Ukraine being an outsider of international business for a long time, now faces a crucial challenge on how to become a global player. For many companies in Ukraine, this is a practical question. Compared to their overseas competitors, they lack experience, capabilities, resources. What can they hope for?
And here comes Adrian Slywotzky, an American business consultant and author of several high-profile books on economic theory and management. Since 1979, he has consulted to Fortune 500 companies on issues related to new business development and creating new areas of value growth. Adrian Slywotzky is partner emeritus of Oliver Wyman, a leading global management consulting firm. The Times of London named Adrian one of the top 50 business thinkers in 2011.
Currently, Adrian also is a member of the Lviv Business School advisory board. Apparently, this is the tribute of the internationally recognized management guru to his Ukrainian origin.
All of these puts Adrian into the unique position of providing first-class tailored advice to Ukrainian businesses on succeeding in the crowded and tough global marketplace. As the visiting professor of Lviv Business School and a frequent speaker at many business events in Ukraine in recent years, Adrian has a very good understanding of Ukrainian corporate realities. Add to this, that, as Thinkers50 put it, “he is best known for his work on profitability and growth, and for pioneering the concept of business design and business model innovation.” So addressing the internationalization challenges Ukrainian companies face, Adrian Slywotzky is one of a kind. He understands the problem and has a set of solutions.
Adrian’s inspirational message to Ukrainian companies is imprinted in the title of the seminar he has delivered in Kharkiv this July. It says, “David wins: Discipline of Asymmetric Competition.” One can easily figure out that Adrian refers to the biblical story of young David who has defeated Philistine giant Goliath in single combat. So, as Mr. Slywotzky believes, Ukrainian businesses face the asymmetric competition against their much stronger global adversaries. And they can win.
According to seminar organizers – Lviv Business School, – we live and create our companies in a world of asymmetric competition. Very small teams create enormous added value and win over large-scale opponents in various fields. Why and how does it happen?
In a nutshell, it’s all about the alchemy of business design that turns things around us into capital that generates profit, creates wealth and value.
Here are some plug-and-play takeaways from the seminar.
So, as a first step, take business design seriously. Only the companies that clearly understand where and how they make a profit can go global successfully. This is the axiom. And it is a self-test. If the very question about identifying the profit model for the business seems to someone as a banality or commonplace, this is a strong sign of so-called unconscious incompetence. And the good news for such a person is that he or she has yet to discover the enormous power of business design!
Second, think in terms of the reversed value chain.
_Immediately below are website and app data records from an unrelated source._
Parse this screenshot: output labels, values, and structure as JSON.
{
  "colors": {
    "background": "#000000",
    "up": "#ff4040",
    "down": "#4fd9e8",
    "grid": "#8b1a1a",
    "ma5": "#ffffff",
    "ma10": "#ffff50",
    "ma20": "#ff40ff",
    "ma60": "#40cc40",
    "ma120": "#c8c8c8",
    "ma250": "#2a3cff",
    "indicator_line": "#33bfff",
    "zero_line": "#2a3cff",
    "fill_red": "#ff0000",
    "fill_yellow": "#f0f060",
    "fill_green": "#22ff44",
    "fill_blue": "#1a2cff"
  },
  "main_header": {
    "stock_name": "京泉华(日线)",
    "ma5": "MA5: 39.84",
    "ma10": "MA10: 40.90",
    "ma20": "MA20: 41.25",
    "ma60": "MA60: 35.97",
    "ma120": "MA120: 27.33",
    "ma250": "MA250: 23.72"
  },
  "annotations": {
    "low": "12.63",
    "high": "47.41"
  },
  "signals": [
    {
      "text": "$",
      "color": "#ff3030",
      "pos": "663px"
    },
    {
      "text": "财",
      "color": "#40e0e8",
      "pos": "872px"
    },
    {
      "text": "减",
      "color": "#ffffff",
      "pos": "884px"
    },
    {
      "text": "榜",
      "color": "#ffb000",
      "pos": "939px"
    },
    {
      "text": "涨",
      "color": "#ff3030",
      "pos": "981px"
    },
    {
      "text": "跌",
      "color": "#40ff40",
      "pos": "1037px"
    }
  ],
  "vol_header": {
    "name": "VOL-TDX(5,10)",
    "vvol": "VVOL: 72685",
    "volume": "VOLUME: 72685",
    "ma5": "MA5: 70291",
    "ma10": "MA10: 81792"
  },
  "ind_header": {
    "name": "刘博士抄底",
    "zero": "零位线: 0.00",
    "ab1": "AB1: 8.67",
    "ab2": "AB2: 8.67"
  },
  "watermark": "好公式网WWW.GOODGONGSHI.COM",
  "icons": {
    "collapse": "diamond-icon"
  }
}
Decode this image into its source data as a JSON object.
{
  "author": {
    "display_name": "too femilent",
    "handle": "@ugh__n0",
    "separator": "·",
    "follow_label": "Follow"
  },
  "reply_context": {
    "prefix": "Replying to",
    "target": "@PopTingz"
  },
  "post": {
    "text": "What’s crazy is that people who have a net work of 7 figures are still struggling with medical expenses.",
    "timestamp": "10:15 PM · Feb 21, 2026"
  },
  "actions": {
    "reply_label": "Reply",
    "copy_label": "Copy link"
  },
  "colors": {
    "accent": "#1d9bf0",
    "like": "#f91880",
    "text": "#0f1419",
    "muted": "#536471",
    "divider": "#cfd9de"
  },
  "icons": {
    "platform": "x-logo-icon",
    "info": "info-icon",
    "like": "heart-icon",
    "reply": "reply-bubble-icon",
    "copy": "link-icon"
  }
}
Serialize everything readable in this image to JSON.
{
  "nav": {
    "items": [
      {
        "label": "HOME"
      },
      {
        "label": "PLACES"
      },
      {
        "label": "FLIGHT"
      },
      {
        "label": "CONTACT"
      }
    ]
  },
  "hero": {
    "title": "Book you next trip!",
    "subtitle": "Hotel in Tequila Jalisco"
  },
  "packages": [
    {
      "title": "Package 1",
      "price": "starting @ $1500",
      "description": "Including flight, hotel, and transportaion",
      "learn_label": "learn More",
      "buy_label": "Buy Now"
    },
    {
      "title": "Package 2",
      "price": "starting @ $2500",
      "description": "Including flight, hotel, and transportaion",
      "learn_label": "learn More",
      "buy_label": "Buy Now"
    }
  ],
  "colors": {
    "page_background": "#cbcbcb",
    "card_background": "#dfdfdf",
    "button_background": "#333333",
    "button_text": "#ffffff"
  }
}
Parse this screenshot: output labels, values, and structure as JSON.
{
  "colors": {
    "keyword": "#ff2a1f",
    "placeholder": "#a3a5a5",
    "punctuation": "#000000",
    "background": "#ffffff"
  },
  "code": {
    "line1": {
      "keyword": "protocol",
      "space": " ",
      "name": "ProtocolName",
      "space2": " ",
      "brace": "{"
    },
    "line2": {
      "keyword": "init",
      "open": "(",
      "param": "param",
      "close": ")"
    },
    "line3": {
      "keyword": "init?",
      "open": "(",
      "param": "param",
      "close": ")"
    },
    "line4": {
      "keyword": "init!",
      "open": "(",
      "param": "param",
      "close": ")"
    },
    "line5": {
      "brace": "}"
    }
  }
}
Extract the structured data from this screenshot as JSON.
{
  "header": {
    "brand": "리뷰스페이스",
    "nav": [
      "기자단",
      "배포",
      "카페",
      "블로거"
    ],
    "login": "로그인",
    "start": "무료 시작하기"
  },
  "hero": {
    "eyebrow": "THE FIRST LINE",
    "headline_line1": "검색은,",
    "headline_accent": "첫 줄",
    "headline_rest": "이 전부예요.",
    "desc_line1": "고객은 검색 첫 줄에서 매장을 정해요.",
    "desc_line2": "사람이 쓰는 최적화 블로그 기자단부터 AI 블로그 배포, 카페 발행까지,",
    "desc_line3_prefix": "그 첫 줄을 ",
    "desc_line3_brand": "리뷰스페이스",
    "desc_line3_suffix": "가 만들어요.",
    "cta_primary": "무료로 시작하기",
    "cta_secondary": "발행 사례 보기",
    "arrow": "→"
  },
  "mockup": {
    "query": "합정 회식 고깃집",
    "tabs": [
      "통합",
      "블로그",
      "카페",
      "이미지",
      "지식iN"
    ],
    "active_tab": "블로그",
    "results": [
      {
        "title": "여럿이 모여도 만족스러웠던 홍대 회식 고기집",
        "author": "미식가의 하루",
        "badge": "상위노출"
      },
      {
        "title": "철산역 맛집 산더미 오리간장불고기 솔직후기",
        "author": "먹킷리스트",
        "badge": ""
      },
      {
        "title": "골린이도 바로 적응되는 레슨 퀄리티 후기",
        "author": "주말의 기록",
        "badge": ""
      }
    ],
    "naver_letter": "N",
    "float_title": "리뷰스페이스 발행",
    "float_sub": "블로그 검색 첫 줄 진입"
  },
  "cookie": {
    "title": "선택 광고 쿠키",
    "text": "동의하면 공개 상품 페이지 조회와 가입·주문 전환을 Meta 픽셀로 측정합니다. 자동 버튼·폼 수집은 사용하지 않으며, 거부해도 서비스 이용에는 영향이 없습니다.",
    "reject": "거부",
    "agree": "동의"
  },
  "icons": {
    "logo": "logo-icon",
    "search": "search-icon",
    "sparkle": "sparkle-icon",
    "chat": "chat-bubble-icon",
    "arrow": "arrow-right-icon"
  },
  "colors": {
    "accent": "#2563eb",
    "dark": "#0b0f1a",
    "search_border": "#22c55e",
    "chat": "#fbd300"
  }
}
That is, start not with the value you believe to offer, but find out what do your customers need. As one of the tools, Mr. Slywotzky suggests creating a customer hassle map. Actually, “hassle map” is a concept coined by Adrian Slywotzky himself. In an Inc. interview, he explained, “Whether you’re talking about a consumer or a corporation, a hassle map defines all of the actual steps that characterize the negative experiences of the customer.” In other words, determine the customer’s pain, engineer the reliever and turn this into your profit.
Next, seek the ways to make competitor’s strengths and your weaknesses irrelevant. Well, at first this sounds very much like Sun Tzu prophecies, nice and paradoxical, but unclear how to implement. But Adrian Slywotzky easily explains how this general rule can be creatively applied to SWOT-analysis, which, we have to admit, many companies do in a thoughtless and resultless manner following the strategic planning formal procedure prescribed by business school professors or textbooks. The trick is, after identifying the strengths of competitors and your weaknesses, think about the circumstances when all of them do not matter. Still got the questions? Make a pause, watch Ocean’s Eleven for the inspiration.
Further, master the magic of the business levers. Actually, they are the ones that allow you to crack your competitors’ dominant positions. In other words, if you are not a giant, they are the tools that will allow you to get on a shoulder of the giant. They are the tools that make your weaknesses and competitors’ strengths simultaneously irrelevant in one touch. If you are interested, ask Lviv Business School for more detail.
And, finally, learn from the great. Create your own gallery of companies that have managed to become value giants seemingly from nothing. For example, you can start with Amazon, Tesla, Apple, SpaceX, Google, Airbnb, Uber, Facebook, Alibaba, Didl, Baid, Xiaomi… There is always one or another trick you can catch. As Adrian Slywotzky recommends, learn one such company, deeply, every week. In a month, your brain will be rewired. For dramatically better results, study one per month. In a year, you will acquire Superman-like skills in analysis and action.
Will Ukrainian companies master these ideas? We just wait.
Text: Taras Danko
Photo: Lviv Business School